::: Raw data :::

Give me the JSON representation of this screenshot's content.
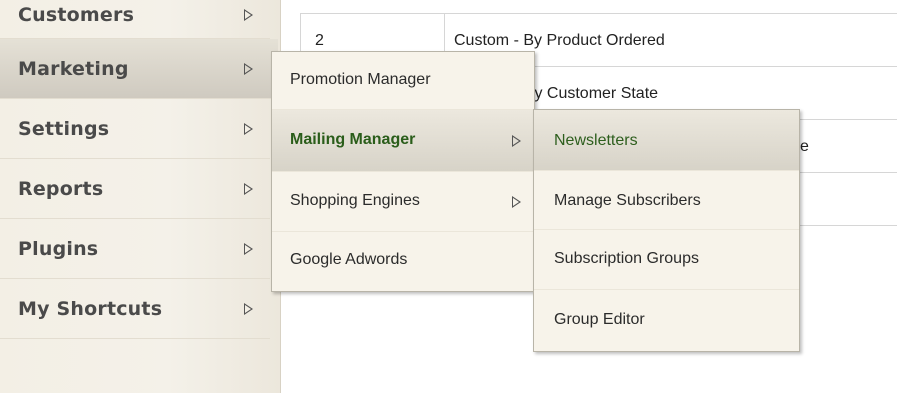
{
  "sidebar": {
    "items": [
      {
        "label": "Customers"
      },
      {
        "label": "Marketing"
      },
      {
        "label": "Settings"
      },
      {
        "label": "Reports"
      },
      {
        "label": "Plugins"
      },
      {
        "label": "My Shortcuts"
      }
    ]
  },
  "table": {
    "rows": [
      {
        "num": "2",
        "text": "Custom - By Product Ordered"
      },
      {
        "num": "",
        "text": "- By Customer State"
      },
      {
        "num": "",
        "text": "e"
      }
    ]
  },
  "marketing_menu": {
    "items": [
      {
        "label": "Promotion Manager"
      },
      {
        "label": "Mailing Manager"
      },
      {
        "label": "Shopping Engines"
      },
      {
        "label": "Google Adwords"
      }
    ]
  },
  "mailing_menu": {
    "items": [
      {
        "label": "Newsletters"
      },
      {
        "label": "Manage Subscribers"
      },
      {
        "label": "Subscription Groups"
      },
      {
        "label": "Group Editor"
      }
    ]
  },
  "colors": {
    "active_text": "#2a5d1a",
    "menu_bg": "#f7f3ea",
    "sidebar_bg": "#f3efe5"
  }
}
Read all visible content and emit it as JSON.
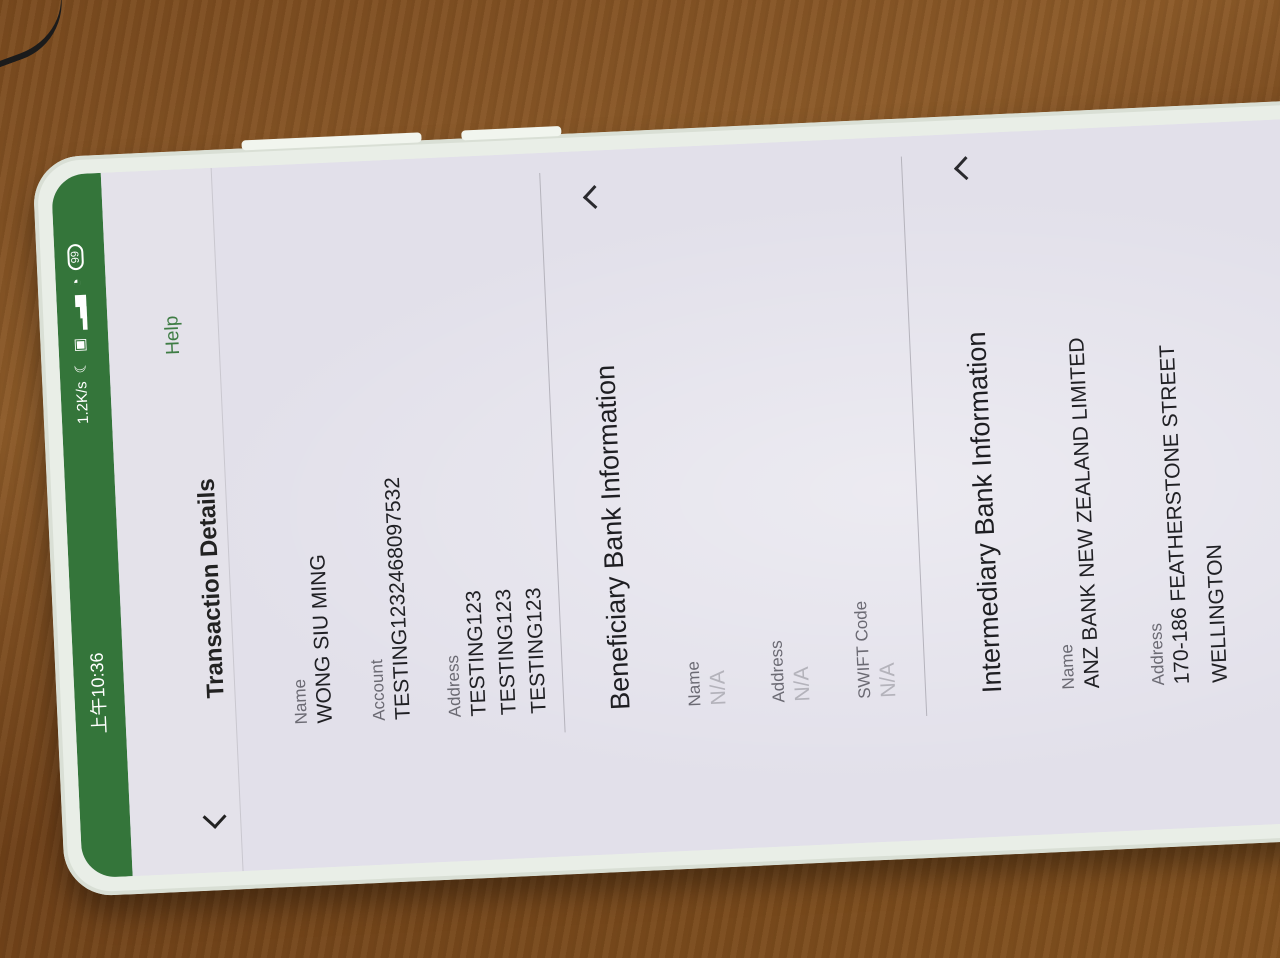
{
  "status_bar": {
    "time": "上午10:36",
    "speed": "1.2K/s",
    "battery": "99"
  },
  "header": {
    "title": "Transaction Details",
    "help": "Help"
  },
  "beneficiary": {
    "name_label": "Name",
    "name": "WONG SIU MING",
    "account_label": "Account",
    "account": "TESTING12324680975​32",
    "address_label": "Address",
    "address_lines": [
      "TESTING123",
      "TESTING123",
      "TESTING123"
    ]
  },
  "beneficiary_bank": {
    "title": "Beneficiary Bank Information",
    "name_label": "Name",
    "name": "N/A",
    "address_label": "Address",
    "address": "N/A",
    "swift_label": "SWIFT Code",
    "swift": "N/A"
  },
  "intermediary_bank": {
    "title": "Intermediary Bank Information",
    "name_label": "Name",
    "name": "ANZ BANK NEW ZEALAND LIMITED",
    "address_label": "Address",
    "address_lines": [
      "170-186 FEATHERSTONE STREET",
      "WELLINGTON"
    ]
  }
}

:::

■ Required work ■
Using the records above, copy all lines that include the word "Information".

■ Answer box ■
    "title": "Beneficiary Bank Information",
    "title": "Intermediary Bank Information",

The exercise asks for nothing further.